Enterprises struggle with Facebook blocking

Enterprises struggle with Facebook blocking

Enterprises have a hard time coping with the rise of social news websites such as Myspace and Facebook.

Approximately 70 per cent of all enterprises block access to specific internet domains, according to a recent study by analyst firm Gartner.

Half of the companies who use web filtering equipment from Barracuda Networks, meanwhile, block access to either Myspace and/or Facebook, the two most popular online social networks. Barracuda based findings on a sample of 2,400 customers.

In a separate survey by the security vendor, 70 per cent of the respondents cite the prevention of virus and malware infections as the primary reason for restricting employee web surfing. Another 51 per cent mentioned productivity drain as a reason for filtering.

Other reasons for filtering include bandwidth concerns and regulatory requirements to control employee communications, such as privacy legislation or concerns over insider trading.

The risks however can be as much perceived as real. Rather than all-out banning Myspace or Facebook, companies can prevent malware infection much more effectively by scanning web traffic. However, only 20 per cent of the enterprises use such a malware defense, Gartner found.

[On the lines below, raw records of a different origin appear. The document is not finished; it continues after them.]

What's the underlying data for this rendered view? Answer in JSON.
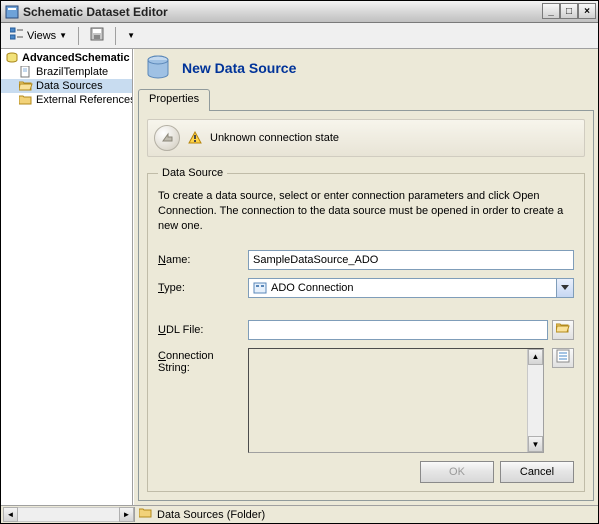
{
  "window": {
    "title": "Schematic Dataset Editor"
  },
  "toolbar": {
    "views_label": "Views",
    "icons": [
      "tree-icon",
      "save-icon",
      "dropdown-icon"
    ]
  },
  "tree": {
    "root": "AdvancedSchematic",
    "items": [
      {
        "label": "BrazilTemplate",
        "icon": "doc-icon",
        "selected": false
      },
      {
        "label": "Data Sources",
        "icon": "folder-icon",
        "selected": true
      },
      {
        "label": "External References",
        "icon": "folder-icon",
        "selected": false
      }
    ]
  },
  "header": {
    "title": "New Data Source"
  },
  "tabs": {
    "properties": "Properties"
  },
  "status": {
    "message": "Unknown connection state"
  },
  "datasource": {
    "legend": "Data Source",
    "info": "To create a data source, select or enter connection parameters and click Open Connection.  The connection to the data source must be opened in order to create a new one.",
    "name_label": "Name:",
    "name_value": "SampleDataSource_ADO",
    "type_label": "Type:",
    "type_value": "ADO Connection",
    "udl_label": "UDL File:",
    "udl_value": "",
    "conn_label": "Connection String:",
    "conn_value": ""
  },
  "buttons": {
    "ok": "OK",
    "cancel": "Cancel"
  },
  "statusbar": {
    "text": "Data Sources (Folder)"
  }
}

Companies blocking social websites furthermore only tend to do so when they start noticing a spike in traffic to such services, says Fred Cohen, an independent security analyst. Cohen suggested that the blocks come from a perceived need to control employees.

"Often there is no specific risk [from social websites]," Cohen said. "But companies have the flawed believe that they are in charge."

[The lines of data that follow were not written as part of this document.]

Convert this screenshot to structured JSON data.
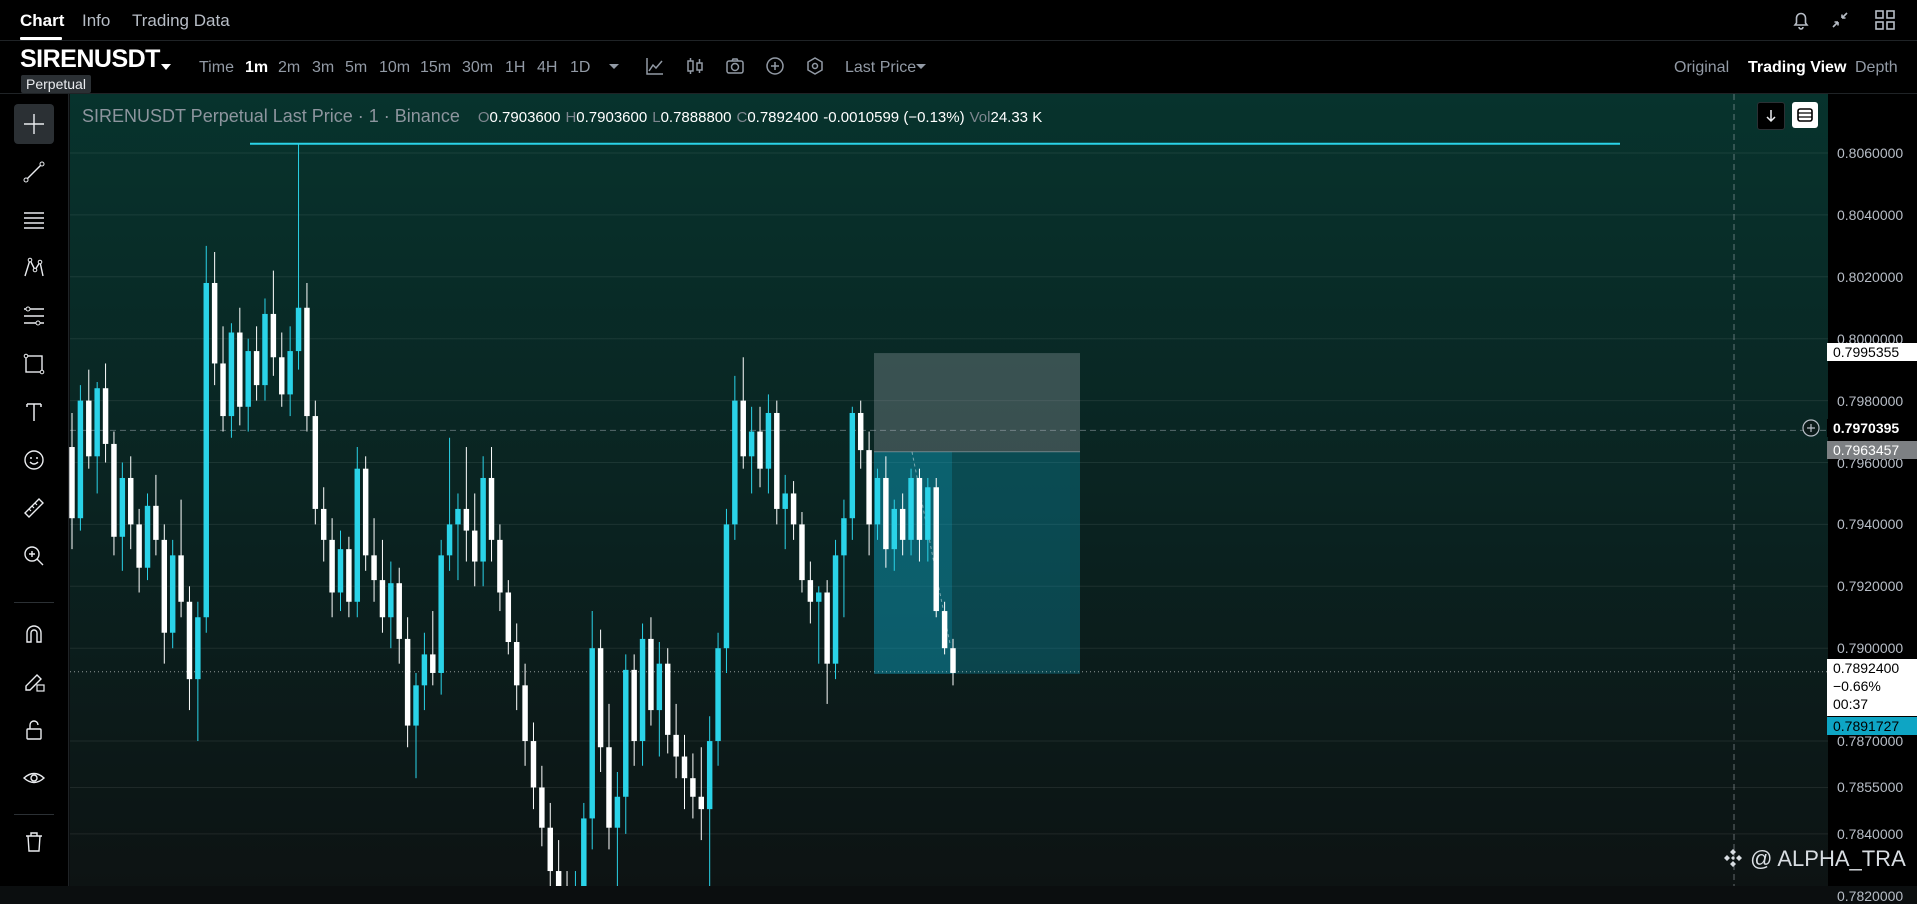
{
  "top_tabs": [
    {
      "label": "Chart",
      "active": true
    },
    {
      "label": "Info",
      "active": false
    },
    {
      "label": "Trading Data",
      "active": false
    }
  ],
  "top_icons": [
    "bell-icon",
    "collapse-arrows-icon",
    "grid-layout-icon"
  ],
  "symbol": {
    "name": "SIRENUSDT",
    "type": "Perpetual"
  },
  "timeframes": [
    {
      "label": "Time",
      "active": false
    },
    {
      "label": "1m",
      "active": true
    },
    {
      "label": "2m",
      "active": false
    },
    {
      "label": "3m",
      "active": false
    },
    {
      "label": "5m",
      "active": false
    },
    {
      "label": "10m",
      "active": false
    },
    {
      "label": "15m",
      "active": false
    },
    {
      "label": "30m",
      "active": false
    },
    {
      "label": "1H",
      "active": false
    },
    {
      "label": "4H",
      "active": false
    },
    {
      "label": "1D",
      "active": false
    }
  ],
  "toolbar_icons": [
    "chevron-down-icon",
    "indicator-icon",
    "chart-type-icon",
    "camera-icon",
    "plus-circle-icon",
    "settings-hex-icon"
  ],
  "price_type": "Last Price",
  "views": [
    {
      "label": "Original",
      "active": false
    },
    {
      "label": "Trading View",
      "active": true
    },
    {
      "label": "Depth",
      "active": false
    }
  ],
  "left_tools": [
    "crosshair-icon",
    "trend-line-icon",
    "horizontal-lines-icon",
    "pattern-icon",
    "fib-icon",
    "rectangle-icon",
    "text-icon",
    "emoji-icon",
    "ruler-icon",
    "zoom-icon",
    "magnet-icon",
    "pencil-lock-icon",
    "lock-icon",
    "eye-icon",
    "trash-icon"
  ],
  "legend": {
    "title": "SIRENUSDT Perpetual Last Price · 1 · Binance",
    "o_label": "O",
    "o": "0.7903600",
    "h_label": "H",
    "h": "0.7903600",
    "l_label": "L",
    "l": "0.7888800",
    "c_label": "C",
    "c": "0.7892400",
    "change": "-0.0010599 (−0.13%)",
    "vol_label": "Vol",
    "vol": "24.33 K"
  },
  "colors": {
    "up": "#2ad3e8",
    "down": "#ffffff",
    "bg_top": "#07312c",
    "bg_bottom": "#0c1212",
    "accent": "#0ea5c4"
  },
  "chart_data": {
    "type": "candlestick",
    "y_axis_ticks": [
      "0.8060000",
      "0.8040000",
      "0.8020000",
      "0.8000000",
      "0.7980000",
      "0.7960000",
      "0.7940000",
      "0.7920000",
      "0.7900000",
      "0.7870000",
      "0.7855000",
      "0.7840000",
      "0.7820000"
    ],
    "current_price": "0.7892400",
    "current_change": "−0.66%",
    "countdown": "00:37",
    "marked_prices": {
      "upper_box": "0.7995355",
      "crosshair": "0.7970395",
      "entry": "0.7963457",
      "target": "0.7891727"
    },
    "candles": [
      {
        "o": 0.7965,
        "h": 0.7976,
        "l": 0.7932,
        "c": 0.7942
      },
      {
        "o": 0.7942,
        "h": 0.7985,
        "l": 0.7938,
        "c": 0.798
      },
      {
        "o": 0.798,
        "h": 0.799,
        "l": 0.7958,
        "c": 0.7962
      },
      {
        "o": 0.7962,
        "h": 0.7986,
        "l": 0.795,
        "c": 0.7984
      },
      {
        "o": 0.7984,
        "h": 0.7992,
        "l": 0.796,
        "c": 0.7966
      },
      {
        "o": 0.7966,
        "h": 0.797,
        "l": 0.793,
        "c": 0.7936
      },
      {
        "o": 0.7936,
        "h": 0.796,
        "l": 0.7925,
        "c": 0.7955
      },
      {
        "o": 0.7955,
        "h": 0.7962,
        "l": 0.7932,
        "c": 0.794
      },
      {
        "o": 0.794,
        "h": 0.7945,
        "l": 0.7918,
        "c": 0.7926
      },
      {
        "o": 0.7926,
        "h": 0.795,
        "l": 0.7922,
        "c": 0.7946
      },
      {
        "o": 0.7946,
        "h": 0.7956,
        "l": 0.793,
        "c": 0.7935
      },
      {
        "o": 0.7935,
        "h": 0.794,
        "l": 0.7895,
        "c": 0.7905
      },
      {
        "o": 0.7905,
        "h": 0.7935,
        "l": 0.79,
        "c": 0.793
      },
      {
        "o": 0.793,
        "h": 0.7948,
        "l": 0.791,
        "c": 0.7915
      },
      {
        "o": 0.7915,
        "h": 0.792,
        "l": 0.788,
        "c": 0.789
      },
      {
        "o": 0.789,
        "h": 0.7915,
        "l": 0.787,
        "c": 0.791
      },
      {
        "o": 0.791,
        "h": 0.803,
        "l": 0.7905,
        "c": 0.8018
      },
      {
        "o": 0.8018,
        "h": 0.8028,
        "l": 0.7985,
        "c": 0.7992
      },
      {
        "o": 0.7992,
        "h": 0.8004,
        "l": 0.797,
        "c": 0.7975
      },
      {
        "o": 0.7975,
        "h": 0.8005,
        "l": 0.7968,
        "c": 0.8002
      },
      {
        "o": 0.8002,
        "h": 0.801,
        "l": 0.7972,
        "c": 0.7978
      },
      {
        "o": 0.7978,
        "h": 0.8,
        "l": 0.797,
        "c": 0.7996
      },
      {
        "o": 0.7996,
        "h": 0.8004,
        "l": 0.798,
        "c": 0.7985
      },
      {
        "o": 0.7985,
        "h": 0.8013,
        "l": 0.798,
        "c": 0.8008
      },
      {
        "o": 0.8008,
        "h": 0.8022,
        "l": 0.7988,
        "c": 0.7994
      },
      {
        "o": 0.7994,
        "h": 0.8002,
        "l": 0.7978,
        "c": 0.7982
      },
      {
        "o": 0.7982,
        "h": 0.8004,
        "l": 0.7975,
        "c": 0.7996
      },
      {
        "o": 0.7996,
        "h": 0.8063,
        "l": 0.799,
        "c": 0.801
      },
      {
        "o": 0.801,
        "h": 0.8018,
        "l": 0.797,
        "c": 0.7975
      },
      {
        "o": 0.7975,
        "h": 0.798,
        "l": 0.794,
        "c": 0.7945
      },
      {
        "o": 0.7945,
        "h": 0.7952,
        "l": 0.7928,
        "c": 0.7935
      },
      {
        "o": 0.7935,
        "h": 0.7942,
        "l": 0.791,
        "c": 0.7918
      },
      {
        "o": 0.7918,
        "h": 0.7938,
        "l": 0.7912,
        "c": 0.7932
      },
      {
        "o": 0.7932,
        "h": 0.7936,
        "l": 0.791,
        "c": 0.7915
      },
      {
        "o": 0.7915,
        "h": 0.7965,
        "l": 0.791,
        "c": 0.7958
      },
      {
        "o": 0.7958,
        "h": 0.7962,
        "l": 0.7925,
        "c": 0.793
      },
      {
        "o": 0.793,
        "h": 0.7942,
        "l": 0.7915,
        "c": 0.7922
      },
      {
        "o": 0.7922,
        "h": 0.7935,
        "l": 0.7905,
        "c": 0.791
      },
      {
        "o": 0.791,
        "h": 0.7928,
        "l": 0.79,
        "c": 0.7921
      },
      {
        "o": 0.7921,
        "h": 0.7926,
        "l": 0.7895,
        "c": 0.7903
      },
      {
        "o": 0.7903,
        "h": 0.791,
        "l": 0.7868,
        "c": 0.7875
      },
      {
        "o": 0.7875,
        "h": 0.7892,
        "l": 0.7858,
        "c": 0.7888
      },
      {
        "o": 0.7888,
        "h": 0.7905,
        "l": 0.788,
        "c": 0.7898
      },
      {
        "o": 0.7898,
        "h": 0.7912,
        "l": 0.7888,
        "c": 0.7892
      },
      {
        "o": 0.7892,
        "h": 0.7935,
        "l": 0.7885,
        "c": 0.793
      },
      {
        "o": 0.793,
        "h": 0.7968,
        "l": 0.7925,
        "c": 0.794
      },
      {
        "o": 0.794,
        "h": 0.795,
        "l": 0.7922,
        "c": 0.7945
      },
      {
        "o": 0.7945,
        "h": 0.7965,
        "l": 0.7928,
        "c": 0.7938
      },
      {
        "o": 0.7938,
        "h": 0.795,
        "l": 0.792,
        "c": 0.7928
      },
      {
        "o": 0.7928,
        "h": 0.7962,
        "l": 0.792,
        "c": 0.7955
      },
      {
        "o": 0.7955,
        "h": 0.7965,
        "l": 0.7928,
        "c": 0.7935
      },
      {
        "o": 0.7935,
        "h": 0.794,
        "l": 0.7912,
        "c": 0.7918
      },
      {
        "o": 0.7918,
        "h": 0.7922,
        "l": 0.7898,
        "c": 0.7902
      },
      {
        "o": 0.7902,
        "h": 0.7908,
        "l": 0.788,
        "c": 0.7888
      },
      {
        "o": 0.7888,
        "h": 0.7895,
        "l": 0.7862,
        "c": 0.787
      },
      {
        "o": 0.787,
        "h": 0.7876,
        "l": 0.7848,
        "c": 0.7855
      },
      {
        "o": 0.7855,
        "h": 0.7862,
        "l": 0.7836,
        "c": 0.7842
      },
      {
        "o": 0.7842,
        "h": 0.785,
        "l": 0.782,
        "c": 0.7828
      },
      {
        "o": 0.7828,
        "h": 0.7838,
        "l": 0.781,
        "c": 0.7818
      },
      {
        "o": 0.7818,
        "h": 0.7828,
        "l": 0.781,
        "c": 0.7815
      },
      {
        "o": 0.7815,
        "h": 0.7828,
        "l": 0.781,
        "c": 0.7822
      },
      {
        "o": 0.7822,
        "h": 0.785,
        "l": 0.7815,
        "c": 0.7845
      },
      {
        "o": 0.7845,
        "h": 0.7912,
        "l": 0.7835,
        "c": 0.79
      },
      {
        "o": 0.79,
        "h": 0.7906,
        "l": 0.786,
        "c": 0.7868
      },
      {
        "o": 0.7868,
        "h": 0.7882,
        "l": 0.7835,
        "c": 0.7842
      },
      {
        "o": 0.7842,
        "h": 0.786,
        "l": 0.782,
        "c": 0.7852
      },
      {
        "o": 0.7852,
        "h": 0.7898,
        "l": 0.784,
        "c": 0.7893
      },
      {
        "o": 0.7893,
        "h": 0.7898,
        "l": 0.7862,
        "c": 0.787
      },
      {
        "o": 0.787,
        "h": 0.7908,
        "l": 0.7862,
        "c": 0.7903
      },
      {
        "o": 0.7903,
        "h": 0.791,
        "l": 0.7875,
        "c": 0.788
      },
      {
        "o": 0.788,
        "h": 0.7902,
        "l": 0.7865,
        "c": 0.7895
      },
      {
        "o": 0.7895,
        "h": 0.79,
        "l": 0.7866,
        "c": 0.7872
      },
      {
        "o": 0.7872,
        "h": 0.7882,
        "l": 0.7858,
        "c": 0.7865
      },
      {
        "o": 0.7865,
        "h": 0.7872,
        "l": 0.7848,
        "c": 0.7858
      },
      {
        "o": 0.7858,
        "h": 0.7866,
        "l": 0.7845,
        "c": 0.7852
      },
      {
        "o": 0.7852,
        "h": 0.7868,
        "l": 0.7838,
        "c": 0.7848
      },
      {
        "o": 0.7848,
        "h": 0.7878,
        "l": 0.7822,
        "c": 0.787
      },
      {
        "o": 0.787,
        "h": 0.7905,
        "l": 0.7862,
        "c": 0.79
      },
      {
        "o": 0.79,
        "h": 0.7945,
        "l": 0.7892,
        "c": 0.794
      },
      {
        "o": 0.794,
        "h": 0.7988,
        "l": 0.7935,
        "c": 0.798
      },
      {
        "o": 0.798,
        "h": 0.7994,
        "l": 0.7958,
        "c": 0.7962
      },
      {
        "o": 0.7962,
        "h": 0.7978,
        "l": 0.795,
        "c": 0.797
      },
      {
        "o": 0.797,
        "h": 0.7978,
        "l": 0.7952,
        "c": 0.7958
      },
      {
        "o": 0.7958,
        "h": 0.7982,
        "l": 0.795,
        "c": 0.7976
      },
      {
        "o": 0.7976,
        "h": 0.798,
        "l": 0.794,
        "c": 0.7945
      },
      {
        "o": 0.7945,
        "h": 0.7956,
        "l": 0.7932,
        "c": 0.795
      },
      {
        "o": 0.795,
        "h": 0.7954,
        "l": 0.7935,
        "c": 0.794
      },
      {
        "o": 0.794,
        "h": 0.7944,
        "l": 0.7918,
        "c": 0.7922
      },
      {
        "o": 0.7922,
        "h": 0.7928,
        "l": 0.7908,
        "c": 0.7915
      },
      {
        "o": 0.7915,
        "h": 0.792,
        "l": 0.7895,
        "c": 0.7918
      },
      {
        "o": 0.7918,
        "h": 0.7922,
        "l": 0.7882,
        "c": 0.7895
      },
      {
        "o": 0.7895,
        "h": 0.7935,
        "l": 0.789,
        "c": 0.793
      },
      {
        "o": 0.793,
        "h": 0.7948,
        "l": 0.791,
        "c": 0.7942
      },
      {
        "o": 0.7942,
        "h": 0.7978,
        "l": 0.7935,
        "c": 0.7976
      },
      {
        "o": 0.7976,
        "h": 0.798,
        "l": 0.7958,
        "c": 0.7964
      },
      {
        "o": 0.7964,
        "h": 0.797,
        "l": 0.793,
        "c": 0.794
      },
      {
        "o": 0.794,
        "h": 0.7958,
        "l": 0.7935,
        "c": 0.7955
      },
      {
        "o": 0.7955,
        "h": 0.7962,
        "l": 0.7926,
        "c": 0.7932
      },
      {
        "o": 0.7932,
        "h": 0.7948,
        "l": 0.7925,
        "c": 0.7945
      },
      {
        "o": 0.7945,
        "h": 0.795,
        "l": 0.793,
        "c": 0.7935
      },
      {
        "o": 0.7935,
        "h": 0.7958,
        "l": 0.793,
        "c": 0.7955
      },
      {
        "o": 0.7955,
        "h": 0.7958,
        "l": 0.7928,
        "c": 0.7935
      },
      {
        "o": 0.7935,
        "h": 0.7955,
        "l": 0.7928,
        "c": 0.7952
      },
      {
        "o": 0.7952,
        "h": 0.7955,
        "l": 0.791,
        "c": 0.7912
      },
      {
        "o": 0.7912,
        "h": 0.7915,
        "l": 0.7898,
        "c": 0.79
      },
      {
        "o": 0.79,
        "h": 0.7903,
        "l": 0.7888,
        "c": 0.7892
      }
    ],
    "long_position": {
      "stop": "0.7995355",
      "entry": "0.7963457",
      "target": "0.7891727"
    },
    "resistance_line": "0.8063"
  },
  "watermark": "@ ALPHA_TRA"
}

Filtering web traffic furthermore is not without pitfalls. Many employees perceive the practice as a lack of trust, cautions Peter Firstbrook, a research director covering security for Gartner.

"Considering that most organizations expect employees to work extra during off-hours, they must accommodate workers' needs to conduct home life activities while at work,"

Instead of instating a blanket ban, he suggests that firms monitor traffic and reprimand individuals who exceed fair use.

"Since monitoring Web activity is easy, catching the people that are wasting time on social sites is also easy. It is counterproductive to punish all workers for the potential transgressions of a few."

In the future, Gartner projects an increase level of granularity in the control of web traffic. Employees for instance could be allowed to view Facebook profiles and messages, but would be blocked from editing their profiles.